MLA: Ford, Gerald R. "547 Remarks in Keene, New Hampshire." Public Papers of Gerald R. Ford, 1975, in Federal Register Division. National Archives and Records Service, Public Papers of the Presidents of the United States, Gerald R. Ford, 1975 (Washington, D.C.: Government Printing Office, 1956-), P.2020, pp. 1366–1368. Original Sources. 4 Feb. 2023. http://www.originalsources.com/Document.aspx?DocID=8EQ4HNLT4ZN4C1Q.
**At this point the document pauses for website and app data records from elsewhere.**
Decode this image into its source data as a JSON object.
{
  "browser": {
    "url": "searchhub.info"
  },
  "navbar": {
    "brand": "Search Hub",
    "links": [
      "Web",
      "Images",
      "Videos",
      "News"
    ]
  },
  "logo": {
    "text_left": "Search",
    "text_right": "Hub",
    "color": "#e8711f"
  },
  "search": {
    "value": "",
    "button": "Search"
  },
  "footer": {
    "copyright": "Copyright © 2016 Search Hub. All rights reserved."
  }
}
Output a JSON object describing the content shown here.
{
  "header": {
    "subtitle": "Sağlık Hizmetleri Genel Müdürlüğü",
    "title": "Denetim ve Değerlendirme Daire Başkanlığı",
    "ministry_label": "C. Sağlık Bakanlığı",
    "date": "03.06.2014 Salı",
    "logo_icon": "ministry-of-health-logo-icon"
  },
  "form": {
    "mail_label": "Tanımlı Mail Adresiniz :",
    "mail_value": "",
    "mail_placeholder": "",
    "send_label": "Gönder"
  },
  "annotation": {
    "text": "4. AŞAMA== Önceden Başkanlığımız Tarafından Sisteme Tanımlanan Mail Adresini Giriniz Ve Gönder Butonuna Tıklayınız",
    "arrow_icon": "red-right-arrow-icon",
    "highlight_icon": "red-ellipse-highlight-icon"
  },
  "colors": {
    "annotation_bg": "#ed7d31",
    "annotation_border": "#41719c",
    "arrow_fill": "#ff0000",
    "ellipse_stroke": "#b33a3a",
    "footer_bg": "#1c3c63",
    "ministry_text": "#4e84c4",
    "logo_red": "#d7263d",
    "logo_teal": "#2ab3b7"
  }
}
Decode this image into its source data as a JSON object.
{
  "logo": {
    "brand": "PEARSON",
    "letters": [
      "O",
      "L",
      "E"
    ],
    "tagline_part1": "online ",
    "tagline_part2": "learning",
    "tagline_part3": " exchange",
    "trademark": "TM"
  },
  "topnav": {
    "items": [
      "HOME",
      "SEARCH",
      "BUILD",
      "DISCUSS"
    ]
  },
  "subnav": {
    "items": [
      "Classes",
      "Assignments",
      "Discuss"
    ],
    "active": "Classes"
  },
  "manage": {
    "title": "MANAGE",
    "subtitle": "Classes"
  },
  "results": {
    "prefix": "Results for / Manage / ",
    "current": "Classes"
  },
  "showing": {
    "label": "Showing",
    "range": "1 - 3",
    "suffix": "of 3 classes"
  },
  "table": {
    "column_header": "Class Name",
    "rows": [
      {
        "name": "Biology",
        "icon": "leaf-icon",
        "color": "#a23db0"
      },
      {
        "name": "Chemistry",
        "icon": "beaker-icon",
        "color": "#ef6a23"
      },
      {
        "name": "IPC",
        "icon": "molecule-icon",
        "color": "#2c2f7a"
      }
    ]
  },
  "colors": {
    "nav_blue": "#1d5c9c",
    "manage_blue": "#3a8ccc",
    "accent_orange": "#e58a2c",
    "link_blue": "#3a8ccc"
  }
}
Harvard: Ford, GR, '547 Remarks in Keene, New Hampshire.' in Public Papers of Gerald R. Ford, 1975. cited in , Federal Register Division. National Archives and Records Service, Public Papers of the Presidents of the United States, Gerald R. Ford, 1975 (Washington, D.C.: Government Printing Office, 1956-), P.2020, pp.1366–1368. Original Sources, retrieved 4 February 2023, from http://www.originalsources.com/Document.aspx?DocID=8EQ4HNLT4ZN4C1Q.